400 Days tells the story of four wanna-be astronauts taking part in an experiment that sees them living together in a realistic space capsule simulator for 400 days to determine the mental effects of deep-space travel. As the days pass, strange things start to happen to the crew and in the end, not everything is at it seems… or is it?
Writer and director Matt Osterman has explored an interesting premise; what happens when you’re stuck with the same people in a confined area for a lengthy period of time with no communication with the outside world? It is, of course, a recipe for a psychological, sci-fi thriller that leaves the audience, as well as the characters, questioning what the hell is going on.

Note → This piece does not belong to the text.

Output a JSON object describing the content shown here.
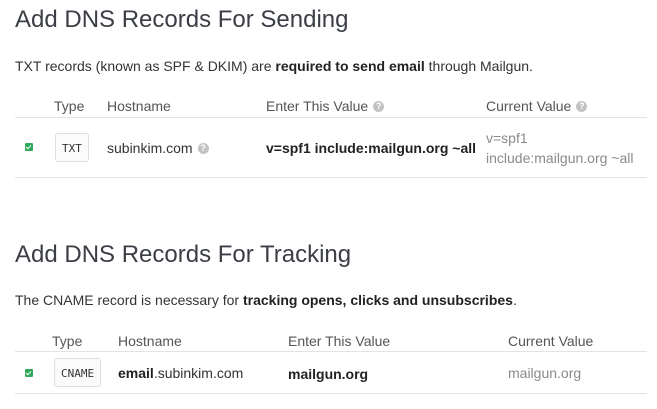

As the film slowly progresses through the first 100 or so days, the vast differences between the four main characters begin to become more apparent and we can only assume that the emerging conflict will be their downfall and the subsequent failure of the experiment. This isn’t necessarily the case as Osterman throws in a range of mind-boggling and unexpected roadblocks to throw not just the group, but the audience off course. These include confusing hallucinations, potential poisonings, half-human/half-something intruders and a possible post-apocalyptic world.
All actors play their roles well as contrasting team mates trying to work together to successfully fulfil the experiment, pressured constantly by the awareness that failure will result in them not being chosen to go into space. It’s interesting, and somewhat surprising, to see comedian/comedic actor Dane Cook (Good Luck Chuck) in a completely different role to his usual, taking on a character who borders on being a sociopathic maniac with serious control issues.
In contrast to Dane’s controlling and violent character, Ben Feldman (Cloverfield) plays the quiet and un-assuming math whiz, Bug, who mentally struggles with the simulated isolation more than the others. At times he loses control of his sanity and is constantly tormented by guilt for leaving his young son and wife alone for such a long time.
The normally perky and smiling Tom Cavanagh (The Flash) takes on a much more sinister character, whose cunning smile this time strikes fear in the hearts of the audience. Despite not being on screen for long, his presence is alarming and leaves a permanent impression on the minds of the audience.
Though it doesn’t quite hit the mark of an amazing sci-fi thriller, 400 Days is still an entertaining mind-maze that will keep you guessing right down to the last second (and possibly even thereafter).
Reviewed by Georgina Smerd
Rating out of 10: 6
400 Days will be released on Blu-ray and DVD on 29 October 2015.